If you recognise these references, chances are you’re in your forties and fifties. Married pop duo Summer Camp and their 2011 album Welcome to Condale took as it’s template retro influences like The B52s, early Bangles, mid-period Talking Heads, and The Go Gos. And it predated bands like Haim and Self Esteem, who mine similar post-punk and new wave music.
The music press were less impressed- Pitchfork were pretty sniffy, and even 6Music only played Ghost Train, which enjoyed only a brief stint on the playlist, turning instead to spikier artists like Metronomy, whose music world was arguably more ambitious and British sounding.
Elizabeth Sankey and Jeremy Warmsley nonetheless created pop with an arched eyebrow – surely it’s no coincidence that Pulp’s Steve Mackey produced it- which had both the bittersweet tang of nostalgia and the knowing nod towards what Douglas Coupland had predicted in Generation X- the piecing together of different eras to create a cohesive whole, both in terms of style and taste.
The aching call and response of Last American Virgin and soulful Losing My Mind invokes the same poignancy as Sofia Coppola’s Lost In Translation and Virgin Suicides, and yet it never feels thrift store threadbare: there’s a real love for the 70s and 80s that doesn’t seem parodic. It stands alongside M83’s glorious Kim and Jessie – pop that hurts, as it’s like a testimonial to perfect youth,frozen in time, while we, the listeners, all age and die.

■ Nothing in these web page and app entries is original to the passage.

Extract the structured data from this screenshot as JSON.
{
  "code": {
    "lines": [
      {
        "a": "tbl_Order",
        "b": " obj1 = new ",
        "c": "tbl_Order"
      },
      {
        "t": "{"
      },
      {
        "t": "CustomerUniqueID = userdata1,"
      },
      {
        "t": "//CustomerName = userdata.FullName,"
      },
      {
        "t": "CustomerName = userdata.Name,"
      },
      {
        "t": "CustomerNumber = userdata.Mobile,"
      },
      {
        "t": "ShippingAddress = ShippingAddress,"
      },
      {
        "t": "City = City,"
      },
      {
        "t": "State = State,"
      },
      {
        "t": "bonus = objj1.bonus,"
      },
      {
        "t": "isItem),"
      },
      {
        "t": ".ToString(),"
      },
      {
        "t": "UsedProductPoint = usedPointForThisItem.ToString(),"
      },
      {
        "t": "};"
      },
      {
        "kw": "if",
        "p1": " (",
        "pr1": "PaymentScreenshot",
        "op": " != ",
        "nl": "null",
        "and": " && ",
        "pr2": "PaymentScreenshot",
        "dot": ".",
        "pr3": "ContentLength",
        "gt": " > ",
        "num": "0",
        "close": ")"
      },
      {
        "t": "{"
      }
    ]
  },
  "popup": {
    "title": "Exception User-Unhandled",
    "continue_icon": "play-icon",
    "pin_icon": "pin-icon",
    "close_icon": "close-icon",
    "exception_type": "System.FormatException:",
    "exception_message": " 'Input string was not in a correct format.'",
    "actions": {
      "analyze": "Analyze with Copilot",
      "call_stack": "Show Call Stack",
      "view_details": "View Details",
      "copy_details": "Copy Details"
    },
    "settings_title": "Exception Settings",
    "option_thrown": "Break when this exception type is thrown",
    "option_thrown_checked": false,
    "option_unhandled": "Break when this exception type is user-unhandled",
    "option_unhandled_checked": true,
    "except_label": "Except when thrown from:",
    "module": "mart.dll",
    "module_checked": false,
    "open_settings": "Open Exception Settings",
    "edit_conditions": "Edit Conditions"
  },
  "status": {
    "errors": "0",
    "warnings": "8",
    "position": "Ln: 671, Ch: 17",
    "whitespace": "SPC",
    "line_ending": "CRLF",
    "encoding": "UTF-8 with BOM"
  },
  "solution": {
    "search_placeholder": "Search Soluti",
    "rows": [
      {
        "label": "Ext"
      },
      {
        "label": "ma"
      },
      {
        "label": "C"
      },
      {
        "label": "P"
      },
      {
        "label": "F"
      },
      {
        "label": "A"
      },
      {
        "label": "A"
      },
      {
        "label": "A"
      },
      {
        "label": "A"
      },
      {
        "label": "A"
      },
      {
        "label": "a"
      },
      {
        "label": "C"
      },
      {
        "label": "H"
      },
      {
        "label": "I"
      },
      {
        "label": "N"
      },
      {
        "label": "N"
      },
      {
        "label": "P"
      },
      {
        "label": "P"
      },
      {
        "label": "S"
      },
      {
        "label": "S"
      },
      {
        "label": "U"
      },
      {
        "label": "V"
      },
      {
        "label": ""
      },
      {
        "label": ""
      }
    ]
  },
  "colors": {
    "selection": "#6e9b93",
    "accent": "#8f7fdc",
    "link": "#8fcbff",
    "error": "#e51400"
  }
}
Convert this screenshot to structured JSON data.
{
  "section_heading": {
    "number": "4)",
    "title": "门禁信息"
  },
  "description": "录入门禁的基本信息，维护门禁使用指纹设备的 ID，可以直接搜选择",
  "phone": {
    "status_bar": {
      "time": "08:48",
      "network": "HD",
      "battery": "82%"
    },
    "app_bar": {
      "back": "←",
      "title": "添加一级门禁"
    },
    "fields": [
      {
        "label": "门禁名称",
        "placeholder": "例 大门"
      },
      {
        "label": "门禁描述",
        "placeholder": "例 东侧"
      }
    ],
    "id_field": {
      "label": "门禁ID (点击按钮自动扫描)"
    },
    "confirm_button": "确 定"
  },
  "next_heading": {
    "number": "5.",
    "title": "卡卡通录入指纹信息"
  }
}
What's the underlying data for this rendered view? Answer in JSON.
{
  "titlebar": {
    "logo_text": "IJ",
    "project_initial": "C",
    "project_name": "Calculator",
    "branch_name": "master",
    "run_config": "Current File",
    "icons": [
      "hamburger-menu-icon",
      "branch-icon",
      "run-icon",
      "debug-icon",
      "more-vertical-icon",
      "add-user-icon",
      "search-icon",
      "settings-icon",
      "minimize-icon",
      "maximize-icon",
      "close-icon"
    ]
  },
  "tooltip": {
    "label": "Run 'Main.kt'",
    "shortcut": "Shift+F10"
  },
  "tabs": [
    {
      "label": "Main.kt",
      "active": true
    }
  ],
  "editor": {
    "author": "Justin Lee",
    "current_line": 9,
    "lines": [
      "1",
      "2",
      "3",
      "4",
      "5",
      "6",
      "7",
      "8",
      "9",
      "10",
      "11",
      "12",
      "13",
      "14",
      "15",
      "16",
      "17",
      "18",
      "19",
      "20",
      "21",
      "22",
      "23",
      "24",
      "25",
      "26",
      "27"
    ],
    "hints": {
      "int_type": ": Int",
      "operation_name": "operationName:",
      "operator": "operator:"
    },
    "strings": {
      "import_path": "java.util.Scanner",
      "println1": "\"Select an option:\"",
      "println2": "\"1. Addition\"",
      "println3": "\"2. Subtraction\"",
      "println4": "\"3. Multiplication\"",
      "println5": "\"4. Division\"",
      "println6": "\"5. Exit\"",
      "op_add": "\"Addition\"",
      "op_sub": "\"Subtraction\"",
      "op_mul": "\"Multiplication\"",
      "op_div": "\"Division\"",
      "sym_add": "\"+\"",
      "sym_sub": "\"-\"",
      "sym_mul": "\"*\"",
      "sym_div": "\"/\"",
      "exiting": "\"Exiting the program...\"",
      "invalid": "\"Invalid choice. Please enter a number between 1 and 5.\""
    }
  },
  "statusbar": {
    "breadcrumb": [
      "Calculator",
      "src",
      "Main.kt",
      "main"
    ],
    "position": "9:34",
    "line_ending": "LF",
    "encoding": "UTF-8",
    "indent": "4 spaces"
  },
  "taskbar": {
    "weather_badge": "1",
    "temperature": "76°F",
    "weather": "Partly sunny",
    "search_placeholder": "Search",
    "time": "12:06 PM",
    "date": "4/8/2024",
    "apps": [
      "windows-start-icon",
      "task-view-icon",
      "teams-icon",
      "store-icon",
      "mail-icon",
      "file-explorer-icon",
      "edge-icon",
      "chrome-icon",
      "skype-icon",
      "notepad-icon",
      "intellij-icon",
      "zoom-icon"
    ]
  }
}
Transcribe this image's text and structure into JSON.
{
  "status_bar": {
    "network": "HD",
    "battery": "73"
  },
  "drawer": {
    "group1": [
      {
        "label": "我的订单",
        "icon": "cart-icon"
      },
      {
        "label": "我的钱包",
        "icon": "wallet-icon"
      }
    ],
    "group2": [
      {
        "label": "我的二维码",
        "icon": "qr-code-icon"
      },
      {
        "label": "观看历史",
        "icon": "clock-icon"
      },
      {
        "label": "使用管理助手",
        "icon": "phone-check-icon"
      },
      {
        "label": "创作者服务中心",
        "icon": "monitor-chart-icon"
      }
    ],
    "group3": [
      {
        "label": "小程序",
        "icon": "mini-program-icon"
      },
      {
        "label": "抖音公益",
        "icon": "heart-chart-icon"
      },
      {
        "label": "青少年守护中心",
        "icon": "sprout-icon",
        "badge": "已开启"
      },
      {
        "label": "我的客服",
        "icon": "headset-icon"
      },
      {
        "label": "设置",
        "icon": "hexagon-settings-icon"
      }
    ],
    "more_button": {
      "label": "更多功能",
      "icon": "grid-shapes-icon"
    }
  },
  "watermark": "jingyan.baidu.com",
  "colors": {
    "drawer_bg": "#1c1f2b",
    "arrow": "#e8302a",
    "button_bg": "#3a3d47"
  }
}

Their pop culture exploratory films and
zines are worth dipping into as well – everything they create has a perfect attention to detail.